In today’s Sunday Times Harriet Harman is interviewed about her views on politics and the role men and women should play in running the country:
Harman feels strongly that voters are fed up with “boys running the show” and is convinced that every big organisation needs women at the top.
“Men cannot be left to run things on their own,” she explains. “I think it’s a thoroughly bad thing to have a men-only leadership. In a country where women regard themselves as equal, they are not prepared to see men just running the show themselves.
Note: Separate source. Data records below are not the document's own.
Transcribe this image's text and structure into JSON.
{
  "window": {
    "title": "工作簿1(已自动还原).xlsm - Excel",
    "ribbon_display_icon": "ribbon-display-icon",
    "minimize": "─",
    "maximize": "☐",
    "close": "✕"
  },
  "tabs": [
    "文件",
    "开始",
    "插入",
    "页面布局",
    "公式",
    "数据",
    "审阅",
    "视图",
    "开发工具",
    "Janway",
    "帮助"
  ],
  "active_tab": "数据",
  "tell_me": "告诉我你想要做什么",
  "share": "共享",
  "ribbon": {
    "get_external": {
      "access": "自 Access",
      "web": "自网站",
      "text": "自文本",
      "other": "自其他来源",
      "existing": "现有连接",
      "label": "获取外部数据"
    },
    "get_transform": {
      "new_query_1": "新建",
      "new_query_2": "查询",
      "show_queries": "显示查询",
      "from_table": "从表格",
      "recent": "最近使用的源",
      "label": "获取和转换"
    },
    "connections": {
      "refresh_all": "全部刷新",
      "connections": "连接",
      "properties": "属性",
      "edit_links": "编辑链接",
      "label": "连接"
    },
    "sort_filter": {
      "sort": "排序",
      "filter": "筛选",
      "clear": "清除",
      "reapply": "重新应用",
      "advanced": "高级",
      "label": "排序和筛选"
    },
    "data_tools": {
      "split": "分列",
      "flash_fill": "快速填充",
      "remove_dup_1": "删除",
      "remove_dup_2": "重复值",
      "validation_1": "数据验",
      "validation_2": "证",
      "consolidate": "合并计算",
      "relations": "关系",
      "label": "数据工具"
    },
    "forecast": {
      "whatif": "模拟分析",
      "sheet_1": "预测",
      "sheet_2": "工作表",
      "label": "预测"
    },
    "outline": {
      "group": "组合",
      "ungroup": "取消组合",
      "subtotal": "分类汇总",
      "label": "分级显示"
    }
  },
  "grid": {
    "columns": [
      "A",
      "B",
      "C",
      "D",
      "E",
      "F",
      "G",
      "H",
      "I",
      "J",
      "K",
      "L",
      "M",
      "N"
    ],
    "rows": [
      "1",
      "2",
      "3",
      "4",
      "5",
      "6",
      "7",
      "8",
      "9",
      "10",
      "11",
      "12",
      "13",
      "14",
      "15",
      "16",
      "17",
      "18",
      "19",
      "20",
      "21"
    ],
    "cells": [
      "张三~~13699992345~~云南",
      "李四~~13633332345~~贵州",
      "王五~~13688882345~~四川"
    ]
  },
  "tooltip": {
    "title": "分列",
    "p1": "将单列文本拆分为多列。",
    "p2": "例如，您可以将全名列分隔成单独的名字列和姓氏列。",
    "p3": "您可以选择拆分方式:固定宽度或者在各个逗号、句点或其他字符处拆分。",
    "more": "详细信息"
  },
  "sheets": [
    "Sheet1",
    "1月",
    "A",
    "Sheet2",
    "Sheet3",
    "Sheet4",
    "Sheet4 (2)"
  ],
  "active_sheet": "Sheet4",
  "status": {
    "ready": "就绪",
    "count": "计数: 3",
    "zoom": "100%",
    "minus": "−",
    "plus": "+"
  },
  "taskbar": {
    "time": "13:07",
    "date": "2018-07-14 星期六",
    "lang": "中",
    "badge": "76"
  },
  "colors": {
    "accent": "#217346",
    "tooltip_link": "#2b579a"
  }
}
I think a balanced team of men and women makes better decisions.”
In 2005 Caliper, an American based management consultancy, and Aurora, a UK based organisation, conducted a year long study to identify characteristics of female leaders that distinguished them from their male counterparts in terms of leadership qualities.
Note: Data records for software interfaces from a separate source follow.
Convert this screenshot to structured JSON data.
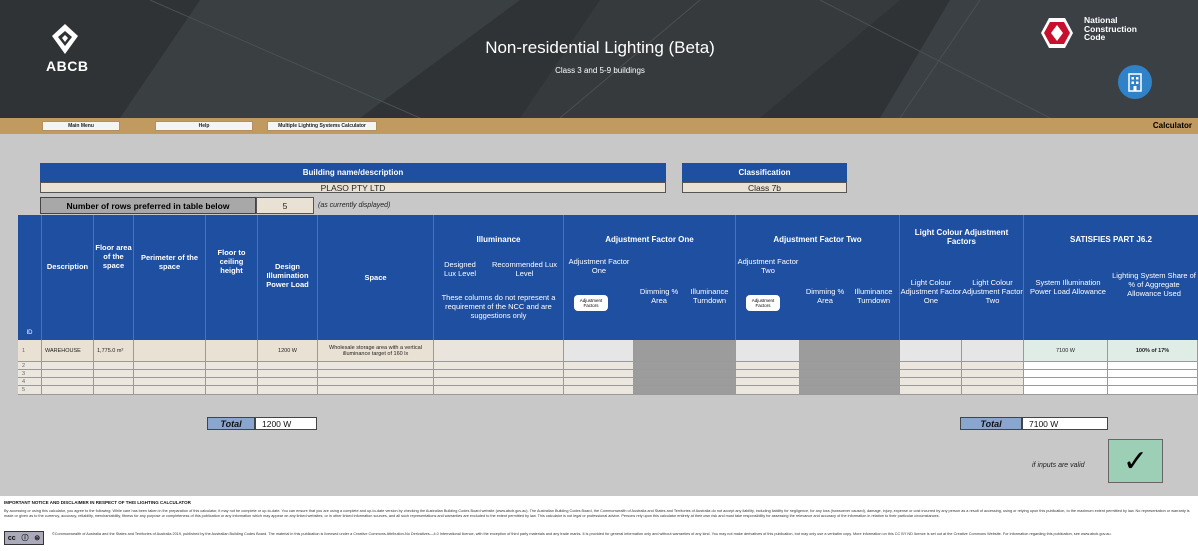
{
  "header": {
    "org": "ABCB",
    "title": "Non-residential Lighting (Beta)",
    "subtitle": "Class 3 and 5-9 buildings",
    "ncc_lines": [
      "National",
      "Construction",
      "Code"
    ]
  },
  "nav": {
    "main_menu": "Main Menu",
    "help": "Help",
    "multiple": "Multiple Lighting Systems Calculator",
    "calculator": "Calculator"
  },
  "building": {
    "name_label": "Building name/description",
    "name_value": "PLASO PTY LTD",
    "class_label": "Classification",
    "class_value": "Class 7b",
    "rows_label": "Number of rows preferred in table below",
    "rows_value": "5",
    "rows_note": "(as currently displayed)"
  },
  "table": {
    "id_label": "ID",
    "headers": {
      "description": "Description",
      "floor_area": "Floor area of the space",
      "perimeter": "Perimeter of the space",
      "ceiling": "Floor to ceiling height",
      "design_load": "Design Illumination Power Load",
      "space": "Space",
      "illuminance": "Illuminance",
      "designed_lux": "Designed Lux Level",
      "recommended_lux": "Recommended Lux Level",
      "illuminance_note": "These columns do not represent a requirement of the NCC and are suggestions only",
      "adj_one": "Adjustment Factor One",
      "adj_one_sub": "Adjustment Factor One",
      "adj_two": "Adjustment Factor Two",
      "adj_two_sub": "Adjustment Factor Two",
      "adj_button": "Adjustment Factors",
      "dimming": "Dimming % Area",
      "turndown": "Illuminance Turndown",
      "lc_title": "Light Colour Adjustment Factors",
      "lc_one": "Light Colour Adjustment Factor One",
      "lc_two": "Light Colour Adjustment Factor Two",
      "satisfies": "SATISFIES PART J6.2",
      "allowance": "System Illumination Power Load Allowance",
      "share": "Lighting System Share of % of Aggregate Allowance Used"
    },
    "rows": [
      {
        "id": "1",
        "description": "WAREHOUSE",
        "floor_area": "1,775.0 m²",
        "design_load": "1200 W",
        "space": "Wholesale storage area with a vertical illuminance target of 160 lx",
        "allowance": "7100 W",
        "share": "100% of 17%"
      },
      {
        "id": "2"
      },
      {
        "id": "3"
      },
      {
        "id": "4"
      },
      {
        "id": "5"
      }
    ],
    "total_label": "Total",
    "total_load": "1200 W",
    "total_allowance": "7100 W"
  },
  "valid_note": "if inputs are valid",
  "check_mark": "✓",
  "footer": {
    "disclaimer_title": "IMPORTANT NOTICE AND DISCLAIMER IN RESPECT OF THIS LIGHTING CALCULATOR",
    "disclaimer_body": "By accessing or using this calculator, you agree to the following: While care has been taken in the preparation of this calculator, it may not be complete or up-to-date. You can ensure that you are using a complete and up-to-date version by checking the Australian Building Codes Board website (www.abcb.gov.au). The Australian Building Codes Board, the Commonwealth of Australia and States and Territories of Australia do not accept any liability, including liability for negligence, for any loss (howsoever caused), damage, injury, expense or cost incurred by any person as a result of accessing, using or relying upon this publication, to the maximum extent permitted by law. No representation or warranty is made or given as to the currency, accuracy, reliability, merchantability, fitness for any purpose or completeness of this publication or any information which may appear on any linked websites, or in other linked information sources, and all such representations and warranties are excluded to the extent permitted by law. This calculator is not legal or professional advice. Persons rely upon this calculator entirely at their own risk and must take responsibility for assessing the relevance and accuracy of the information in relation to their particular circumstances.",
    "cc_label": "cc",
    "copyright": "©Commonwealth of Australia and the States and Territories of Australia 2019, published by the Australian Building Codes Board. The material in this publication is licensed under a Creative Commons Attribution-No Derivatives—4.0 International licence, with the exception of third party materials and any trade marks. It is provided for general information only and without warranties of any kind. You may not make derivatives of this publication, but may only use a verbatim copy. More information on this CC BY ND licence is set out at the Creative Commons Website. For information regarding this publication, see www.abcb.gov.au."
  }
}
The findings broke down into 4 basic areas:
1) Women leaders are more persuasive than their male counterparts.
2) When feeling the sting of rejection, women leaders learn from adversity and carry on with an “I’ll show you” attitude.
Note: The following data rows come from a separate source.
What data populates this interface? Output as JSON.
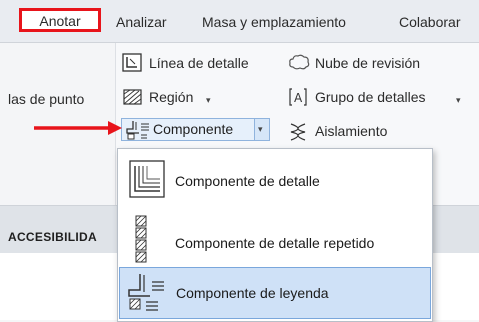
{
  "tabs": [
    {
      "label": "Anotar",
      "active": true
    },
    {
      "label": "Analizar"
    },
    {
      "label": "Masa y emplazamiento"
    },
    {
      "label": "Colaborar"
    }
  ],
  "ribbon": {
    "left_cut_label": "las de punto",
    "detail_line": "Línea de detalle",
    "revision_cloud": "Nube de revisión",
    "region": "Región",
    "detail_group": "Grupo de detalles",
    "component": "Componente",
    "insulation": "Aislamiento",
    "dropdown_arrow": "▾"
  },
  "strip": {
    "label": "ACCESIBILIDA"
  },
  "menu": {
    "items": [
      {
        "label": "Componente de detalle",
        "icon": "detail-component-icon"
      },
      {
        "label": "Componente de detalle repetido",
        "icon": "repeating-detail-component-icon"
      },
      {
        "label": "Componente de leyenda",
        "icon": "legend-component-icon",
        "selected": true
      }
    ]
  },
  "colors": {
    "highlight_red": "#e8141b",
    "selection_blue": "#cfe1f7",
    "selection_border": "#7aa7dc"
  }
}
3) Women leaders demonstrate an inclusive, team-building leadership style of problem solving and decision making.
4) Women leaders are more likely to ignore rules and take risks.
I hate sweeping generalisations that dictate that “all men are….” and all women are…”, and I’m not sure the above findings hold true for women and not men, but in my experience the women I have worked for in the past have been better managers than the vast majority of the guys I have worked for.
I think what is important is the ability to develop an effective working relationship with your direct reports. Is that easier for women rather than men?